Women between nine and 12 weeks pregnant seeking an abortion may be referred to a consultant obstetrician, Minister for Health Simon Harris has indicated.
Mr Harris was introducing the Health (Regulation of Termination of Pregnancy) Bill, which gives effect to the outcome of the abortion referendum when 66 per cent of voters supported abortion. He said TDs were making history in bringing the legislation forward to allow for abortion services in Ireland and repealing the Eighth Amendment after 35 years in the Constitution.
The legislation provides for termination of pregnancy up to 12 weeks without any restriction or justification as to reason.
About to introduce legislation on termination of pregnancy in the Dáil now. 35 years on from the insertion of the 8th amendment into our constitution. It is now gone. Time to modernise our laws and care for women— Simon Harris TD (@SimonHarrisTD) October 4, 2018
However, the Minister indicated doctors would be asked to refer women between nine and 12 weeks to an obstetrician.
He said not every woman would present during the first nine weeks and between then and 12 weeks “international evidence and advice I have received indicate that GPs should refer women to the care of consultant obstetricians in hospital environments”.
The Minister appealed to his Dáil colleagues to “continue to be constructive and not obstructive” during debate on the Bill.
Fianna Fáil TD Thomas Byrne said "people who are pressurising us at the moment about changing the Bill need to recognise that the people are sovereign".
Sinn Féin health spokeswoman Louise O’Reilly, who became emotional as she spoke of the importance of women’s rights, said there was not a single mention of abortion in the legislation and only one reference to access.
"Abortion isn't a dirty word," she said. The referendum campaign changed the attitude to abortion but there was still the residual effect of that stigma, evident in the drafting of the Bill.
Labour health spokesman Alan Kelly said institutions could not have a conscientious objection on the issue of abortion and there had to be strong procedures in place to ensure that institutions “cannot use subtle methods to try to get their clinicians to act in a certain way”.
He added: “We must also ensure such institutions could not try to force women to take the private healthcare route, given the fact that the service is to be universally available publicly.”
People Before Profit TD Bríd Smith said there was a “chill factor” hanging over the medical profession because the criminal sanctions for offences related to abortion were at the start of the legislation.
Independent TD Mattie McGrath, the only speaker in the three-hour debate to oppose the legislation, described the Bill as a “moral, political and humanitarian catastrophe” and it made further liberalisation almost impossible to resist.
“It is now absolutely clear we have decided to anchor our understanding of human dignity in a culture of vicious political supremacy of the strong over the weak.”
Fine Gael TD Kate O'Connell paid tribute to Independent TD Thomas Pringle who she said showed leadership in Donegal when it was not popular to do so.

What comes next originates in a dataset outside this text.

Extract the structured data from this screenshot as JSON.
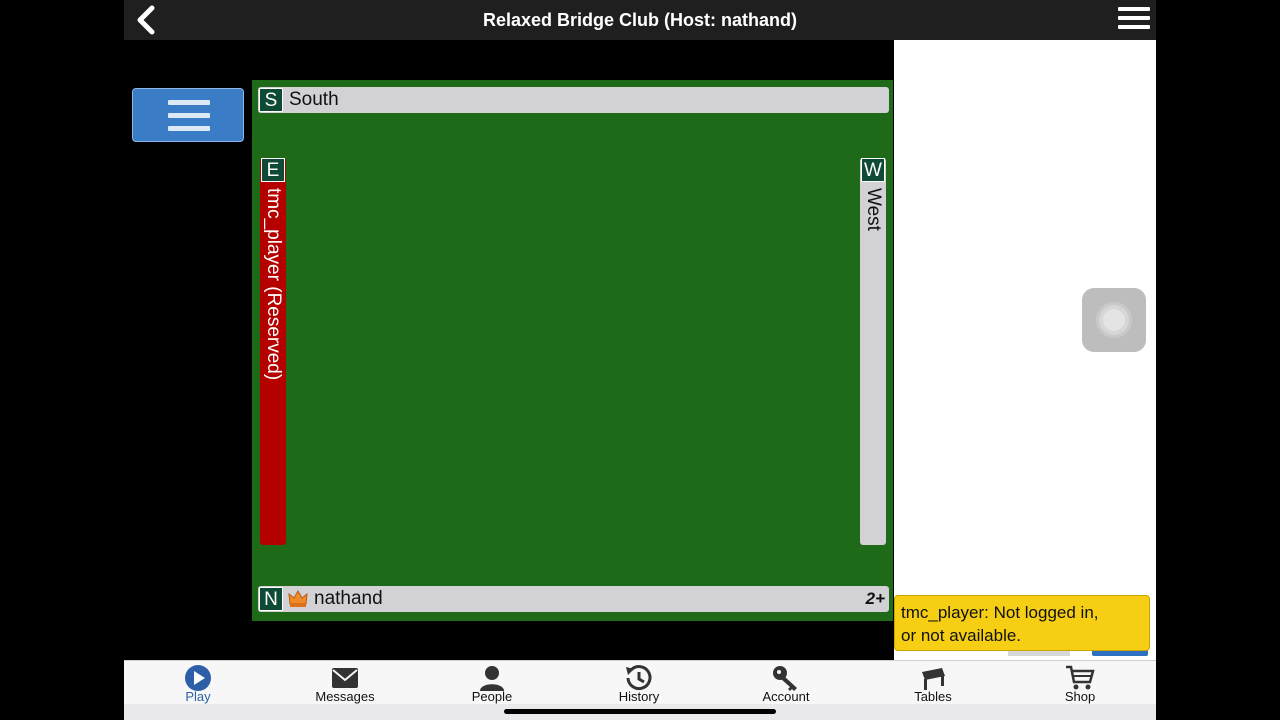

She said whole generations were fed on hellfire and damnation about abortion and their personal lives. “It will take a couple of generations to wash the stains of all of this out of our history,” and the knock-on psychological effects.
Outside the Dáil, anti-abortion activists and disability campaigners protested against the legislation.
Eilís Mulroy of the Pro Life Campaign said the Bill was “one of the most inhumane, unjust pieces of legislation ever to come into these Houses”.
“We’re here to say we’d like them to take a little more time, not to be railroading these proposals through,” she said.
At a protest by disability campaigners earlier, Áine Nolan, who has a child with special needs, said “the legislation doesn’t expressly ban abortion on grounds of disability”. She continued, “what I want to see is more emphasis on inclusion not exclusion”.